* Required work: Whenever a line in the records below holds the string "Cats", copy it out.
═══ Information supplied ═══
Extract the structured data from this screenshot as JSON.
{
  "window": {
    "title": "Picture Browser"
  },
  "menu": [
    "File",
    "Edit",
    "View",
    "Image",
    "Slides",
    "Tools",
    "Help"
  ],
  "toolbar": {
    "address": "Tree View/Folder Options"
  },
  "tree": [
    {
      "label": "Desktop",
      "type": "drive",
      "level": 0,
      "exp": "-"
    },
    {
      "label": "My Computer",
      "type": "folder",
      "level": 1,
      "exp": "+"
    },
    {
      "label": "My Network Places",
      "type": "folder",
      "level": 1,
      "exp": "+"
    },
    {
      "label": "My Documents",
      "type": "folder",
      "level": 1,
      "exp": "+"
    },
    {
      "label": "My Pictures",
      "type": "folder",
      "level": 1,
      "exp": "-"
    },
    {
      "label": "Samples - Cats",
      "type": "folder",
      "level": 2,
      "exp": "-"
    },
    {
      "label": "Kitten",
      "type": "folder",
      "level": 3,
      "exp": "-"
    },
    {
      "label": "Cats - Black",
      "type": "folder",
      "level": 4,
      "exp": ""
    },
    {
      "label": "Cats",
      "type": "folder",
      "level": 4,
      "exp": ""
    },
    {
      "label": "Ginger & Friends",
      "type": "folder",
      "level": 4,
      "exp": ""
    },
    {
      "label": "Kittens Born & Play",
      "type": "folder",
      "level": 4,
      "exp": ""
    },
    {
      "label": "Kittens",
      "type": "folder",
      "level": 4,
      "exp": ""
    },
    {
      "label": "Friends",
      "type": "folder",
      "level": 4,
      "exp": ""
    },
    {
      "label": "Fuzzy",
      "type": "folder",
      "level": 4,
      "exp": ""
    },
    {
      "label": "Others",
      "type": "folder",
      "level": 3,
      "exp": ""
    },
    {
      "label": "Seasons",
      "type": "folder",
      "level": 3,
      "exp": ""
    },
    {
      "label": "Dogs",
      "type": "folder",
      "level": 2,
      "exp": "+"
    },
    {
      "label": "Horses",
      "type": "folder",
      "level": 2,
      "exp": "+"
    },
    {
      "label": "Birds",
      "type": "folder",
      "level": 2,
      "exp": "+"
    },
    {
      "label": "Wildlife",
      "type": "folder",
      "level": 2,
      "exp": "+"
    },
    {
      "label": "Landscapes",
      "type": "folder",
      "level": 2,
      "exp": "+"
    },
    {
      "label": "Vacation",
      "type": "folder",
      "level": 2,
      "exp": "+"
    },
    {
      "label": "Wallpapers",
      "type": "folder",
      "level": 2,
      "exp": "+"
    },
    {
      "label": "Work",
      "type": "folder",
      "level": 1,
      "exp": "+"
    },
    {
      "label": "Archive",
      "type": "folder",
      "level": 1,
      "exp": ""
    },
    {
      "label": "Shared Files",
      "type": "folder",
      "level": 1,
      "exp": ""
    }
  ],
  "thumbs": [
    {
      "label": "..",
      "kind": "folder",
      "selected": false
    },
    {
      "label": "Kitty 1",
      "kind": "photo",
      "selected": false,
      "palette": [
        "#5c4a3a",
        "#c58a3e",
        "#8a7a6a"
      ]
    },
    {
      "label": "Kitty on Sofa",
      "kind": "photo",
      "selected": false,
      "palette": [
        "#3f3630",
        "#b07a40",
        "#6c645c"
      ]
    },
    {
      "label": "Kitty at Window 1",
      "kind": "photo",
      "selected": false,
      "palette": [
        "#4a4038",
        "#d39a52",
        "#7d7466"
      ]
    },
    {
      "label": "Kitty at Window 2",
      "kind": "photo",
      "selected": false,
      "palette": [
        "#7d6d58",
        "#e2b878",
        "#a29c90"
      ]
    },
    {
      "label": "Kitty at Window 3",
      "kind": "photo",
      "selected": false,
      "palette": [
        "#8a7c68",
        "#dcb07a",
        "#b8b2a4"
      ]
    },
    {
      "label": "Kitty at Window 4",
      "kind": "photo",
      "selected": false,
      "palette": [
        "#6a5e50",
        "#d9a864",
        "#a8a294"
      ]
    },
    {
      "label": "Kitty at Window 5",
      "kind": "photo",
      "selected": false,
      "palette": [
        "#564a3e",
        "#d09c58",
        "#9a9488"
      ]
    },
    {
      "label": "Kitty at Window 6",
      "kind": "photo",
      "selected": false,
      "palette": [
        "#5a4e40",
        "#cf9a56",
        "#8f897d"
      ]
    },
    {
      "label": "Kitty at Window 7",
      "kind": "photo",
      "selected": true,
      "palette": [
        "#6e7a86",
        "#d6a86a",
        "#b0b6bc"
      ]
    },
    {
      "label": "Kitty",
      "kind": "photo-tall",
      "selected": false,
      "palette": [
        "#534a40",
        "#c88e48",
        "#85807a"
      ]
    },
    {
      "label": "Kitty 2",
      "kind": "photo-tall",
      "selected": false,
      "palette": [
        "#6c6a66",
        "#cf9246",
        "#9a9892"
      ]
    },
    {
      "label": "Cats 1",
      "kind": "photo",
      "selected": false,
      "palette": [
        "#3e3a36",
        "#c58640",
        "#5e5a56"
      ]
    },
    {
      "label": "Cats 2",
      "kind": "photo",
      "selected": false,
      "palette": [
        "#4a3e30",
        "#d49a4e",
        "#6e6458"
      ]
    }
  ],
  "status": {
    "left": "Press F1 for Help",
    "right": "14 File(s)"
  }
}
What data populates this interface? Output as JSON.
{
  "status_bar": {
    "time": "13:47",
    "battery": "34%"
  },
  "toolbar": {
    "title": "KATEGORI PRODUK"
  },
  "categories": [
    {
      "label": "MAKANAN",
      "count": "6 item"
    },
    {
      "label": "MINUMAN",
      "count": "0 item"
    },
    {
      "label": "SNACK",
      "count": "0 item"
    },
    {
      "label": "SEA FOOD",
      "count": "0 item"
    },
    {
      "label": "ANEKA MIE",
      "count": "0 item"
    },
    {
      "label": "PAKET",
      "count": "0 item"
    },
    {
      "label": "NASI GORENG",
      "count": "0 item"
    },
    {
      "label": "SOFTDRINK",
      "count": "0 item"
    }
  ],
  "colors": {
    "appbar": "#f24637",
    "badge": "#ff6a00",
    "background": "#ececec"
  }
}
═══
* Completed exercise:
      "label": "Samples - Cats",
      "label": "Cats - Black",
      "label": "Cats",
      "label": "Cats 1",
      "label": "Cats 2",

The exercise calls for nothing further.